Anyone else see the irony—or tragedy—in Rep. Barney Frank’s latest grab at national headlines?
The retiring Massachusetts lefty (is that redundant?) told New York magazine in an interview that, in hindsight, passing the Patient Protection and Affordable Care Act might have been a mistake.
“I think we paid a terrible price for health care,” he told journalist Jason Zengerle. “I would have started with financial reform but certainly not health care.”
Frank then goes on and on about how Obama repeated Clinton’s mistake by not only misinterpreting a voter mandate, but by alienating the middle class by extending a benefit they already enjoy to millions more beneath them (on the socio-economic strata). Nice to know none of us are above a little class warfare.
Where do you even begin to dissect this? Sure, it’s easy to sit back now and say what a mess reform turned out to be, but where was Frank back then when it might’ve meant something? Oh yeah, he was in the House voting for it.
And, honestly, are we at all surprised he would’ve gone for financial reform first? He did anyway. And quite frankly (pun intended), his arguments against health reform could very well apply to the financial reform that’s so near and dear to his heart. Never mind that he’s caught here blaming his own constituents rather than a piece of poorly crafted legislation.
For four years now, I’ve argued consistently against both the bailouts and health reform. The bailouts because from day one I thought they were, if not anti-American, at the very least anti-free market. Our whole system is predicated on a risk and reward philosophy, and if you take either one away, the other means nothing.
I know a thing or two about bad timing—just ask anyone who works with me—so even though I’m no high-priced cable television pundit, I could see that maybe tackling something as fundamental as health reform in the middle of an economic meltdown might not be the smartest move.
I still don’t know how Obama (or Reid or Pelosi, for that matter) could have misread the tea leaves so badly with regard to health reform two years ago.

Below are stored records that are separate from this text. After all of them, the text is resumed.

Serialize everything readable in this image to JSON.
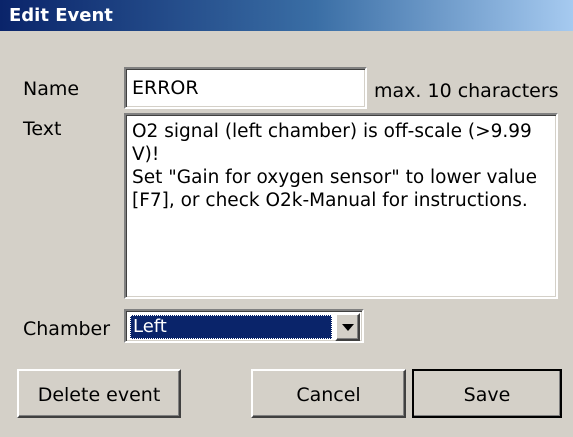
{
  "window": {
    "title": "Edit Event"
  },
  "form": {
    "name_label": "Name",
    "name_value": "ERROR",
    "name_hint": "max. 10 characters",
    "text_label": "Text",
    "text_value": "O2 signal (left chamber) is off-scale (>9.99\nV)!\nSet \"Gain for oxygen sensor\" to lower value\n[F7], or check O2k-Manual for instructions.",
    "chamber_label": "Chamber",
    "chamber_value": "Left",
    "chamber_icon": "chevron-down-icon"
  },
  "buttons": {
    "delete_label": "Delete event",
    "cancel_label": "Cancel",
    "save_label": "Save"
  },
  "colors": {
    "titlebar_start": "#0a246a",
    "titlebar_end": "#a6caf0",
    "window_bg": "#d4d0c8",
    "selection_bg": "#0a246a"
  }
}
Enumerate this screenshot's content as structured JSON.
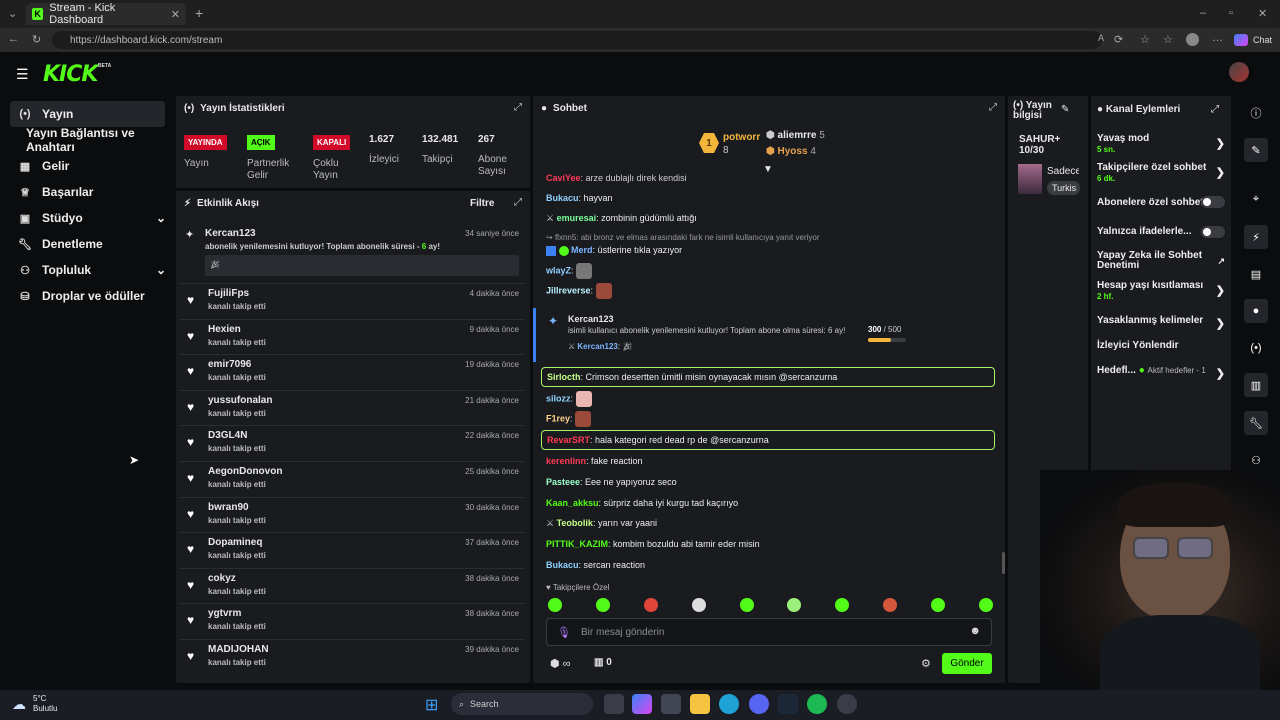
{
  "browser": {
    "tab_title": "Stream - Kick Dashboard",
    "url": "https://dashboard.kick.com/stream",
    "chat_label": "Chat"
  },
  "header": {
    "logo": "KICK",
    "beta": "BETA"
  },
  "sidebar": {
    "items": [
      {
        "label": "Yayın",
        "icon": "broadcast-icon"
      },
      {
        "label": "Yayın Bağlantısı ve Anahtarı",
        "icon": ""
      },
      {
        "label": "Gelir",
        "icon": "revenue-icon"
      },
      {
        "label": "Başarılar",
        "icon": "trophy-icon"
      },
      {
        "label": "Stüdyo",
        "icon": "studio-icon"
      },
      {
        "label": "Denetleme",
        "icon": "wrench-icon"
      },
      {
        "label": "Topluluk",
        "icon": "community-icon"
      },
      {
        "label": "Droplar ve ödüller",
        "icon": "drops-icon"
      }
    ]
  },
  "stats": {
    "title": "Yayın İstatistikleri",
    "items": [
      {
        "badge": "YAYINDA",
        "label": "Yayın",
        "color": "#d10a2a"
      },
      {
        "badge": "AÇIK",
        "label": "Partnerlik Gelir",
        "color": "#53fc18"
      },
      {
        "badge": "KAPALI",
        "label": "Çoklu Yayın",
        "color": "#d10a2a"
      },
      {
        "value": "1.627",
        "label": "İzleyici"
      },
      {
        "value": "132.481",
        "label": "Takipçi"
      },
      {
        "value": "267",
        "label": "Abone Sayısı"
      }
    ]
  },
  "activity": {
    "title": "Etkinlik Akışı",
    "filter": "Filtre",
    "highlight": {
      "name": "Kercan123",
      "text": "abonelik yenilemesini kutluyor! Toplam abonelik süresi - ",
      "months": "6",
      "suffix": " ay!",
      "time": "34 saniye önce"
    },
    "rows": [
      {
        "name": "FujiliFps",
        "sub": "kanalı takip etti",
        "time": "4 dakika önce"
      },
      {
        "name": "Hexien",
        "sub": "kanalı takip etti",
        "time": "9 dakika önce"
      },
      {
        "name": "emir7096",
        "sub": "kanalı takip etti",
        "time": "19 dakika önce"
      },
      {
        "name": "yussufonalan",
        "sub": "kanalı takip etti",
        "time": "21 dakika önce"
      },
      {
        "name": "D3GL4N",
        "sub": "kanalı takip etti",
        "time": "22 dakika önce"
      },
      {
        "name": "AegonDonovon",
        "sub": "kanalı takip etti",
        "time": "25 dakika önce"
      },
      {
        "name": "bwran90",
        "sub": "kanalı takip etti",
        "time": "30 dakika önce"
      },
      {
        "name": "Dopamineq",
        "sub": "kanalı takip etti",
        "time": "37 dakika önce"
      },
      {
        "name": "cokyz",
        "sub": "kanalı takip etti",
        "time": "38 dakika önce"
      },
      {
        "name": "ygtvrm",
        "sub": "kanalı takip etti",
        "time": "38 dakika önce"
      },
      {
        "name": "MADIJOHAN",
        "sub": "kanalı takip etti",
        "time": "39 dakika önce"
      }
    ]
  },
  "chat": {
    "title": "Sohbet",
    "leaders": [
      {
        "rank": "1",
        "name": "potworr",
        "count": "8"
      },
      {
        "name": "aliemrre",
        "count": "5"
      },
      {
        "name": "Hyoss",
        "count": "4"
      }
    ],
    "messages": [
      {
        "user": "Bukacu",
        "color": "#8fd1ff",
        "text": "hayvan"
      },
      {
        "user": "emuresai",
        "color": "#7cff9a",
        "text": "zombinin güdümlü attığı"
      },
      {
        "reply": "flxnn5: abi bronz ve elmas arasındaki fark ne isimli kullanıcıya yanıt veriyor"
      },
      {
        "user": "Merd",
        "color": "#7cb5ff",
        "text": "üstlerine tıkla yazıyor"
      },
      {
        "user": "wlayZ",
        "color": "#8fd1ff",
        "text": ""
      },
      {
        "user": "Jillreverse",
        "color": "#b9f0ff",
        "text": ""
      },
      {
        "user": "Sirlocth",
        "color": "#c8ff8a",
        "text": "Crimson desertten ümitli misin oynayacak mısın @sercanzurna"
      },
      {
        "user": "silozz",
        "color": "#8fd1ff",
        "text": ""
      },
      {
        "user": "F1rey",
        "color": "#ffd18a",
        "text": ""
      },
      {
        "user": "RevarSRT",
        "color": "#ff3b56",
        "text": "hala kategori red dead rp de @sercanzurna"
      },
      {
        "user": "kerenlinn",
        "color": "#ff3b56",
        "text": "fake reaction"
      },
      {
        "user": "Pasteee",
        "color": "#9effc8",
        "text": "Eee ne yapıyoruz seco"
      },
      {
        "user": "Kaan_akksu",
        "color": "#53fc18",
        "text": "sürpriz daha iyi kurgu tad kaçırıyo"
      },
      {
        "user": "Teobolik",
        "color": "#c8ff8a",
        "text": "yarın var yaani"
      },
      {
        "user": "PITTIK_KAZIM",
        "color": "#53fc18",
        "text": "kombim bozuldu abi tamir eder misin"
      },
      {
        "user": "Bukacu",
        "color": "#8fd1ff",
        "text": "sercan reaction"
      }
    ],
    "sub_event": {
      "name": "Kercan123",
      "text": "isimli kullanıcı abonelik yenilemesini kutluyor! Toplam abone olma süresi: 6 ay!",
      "progress": "300",
      "goal": "500",
      "progress_fraction": 0.6,
      "reply_user": "Kercan123"
    },
    "followers_only": "Takipçilere Özel",
    "placeholder": "Bir mesaj gönderin",
    "send": "Gönder",
    "count_zero": "0"
  },
  "stream_info": {
    "title": "Yayın bilgisi",
    "name": "SAHUR+",
    "progress": "10/30",
    "stream_title": "Sadece",
    "tag": "Turkis"
  },
  "channel_actions": {
    "title": "Kanal Eylemleri",
    "items": [
      {
        "label": "Yavaş mod",
        "sub": "5 sn."
      },
      {
        "label": "Takipçilere özel sohbet",
        "sub": "6 dk."
      },
      {
        "label": "Abonelere özel sohbet"
      },
      {
        "label": "Yalnızca ifadelerle..."
      },
      {
        "label": "Yapay Zeka ile Sohbet Denetimi"
      },
      {
        "label": "Hesap yaşı kısıtlaması",
        "sub": "2 hf."
      },
      {
        "label": "Yasaklanmış kelimeler"
      },
      {
        "label": "İzleyici Yönlendir"
      },
      {
        "label": "Hedefl...",
        "sub": "Aktif hedefler - 1"
      }
    ]
  },
  "taskbar": {
    "temp": "5°C",
    "weather": "Bulutlu",
    "search": "Search"
  }
}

The Dems certainly got what they deserved in the midterms. And, everything being cyclical, it turned out to be the GOP’s turn to over interpret the voter mandate.
Frank’s a smart guy and a savvy politician, and his reappearance in the news as the sun sets on his Congressional career certainly will be great for his book deal.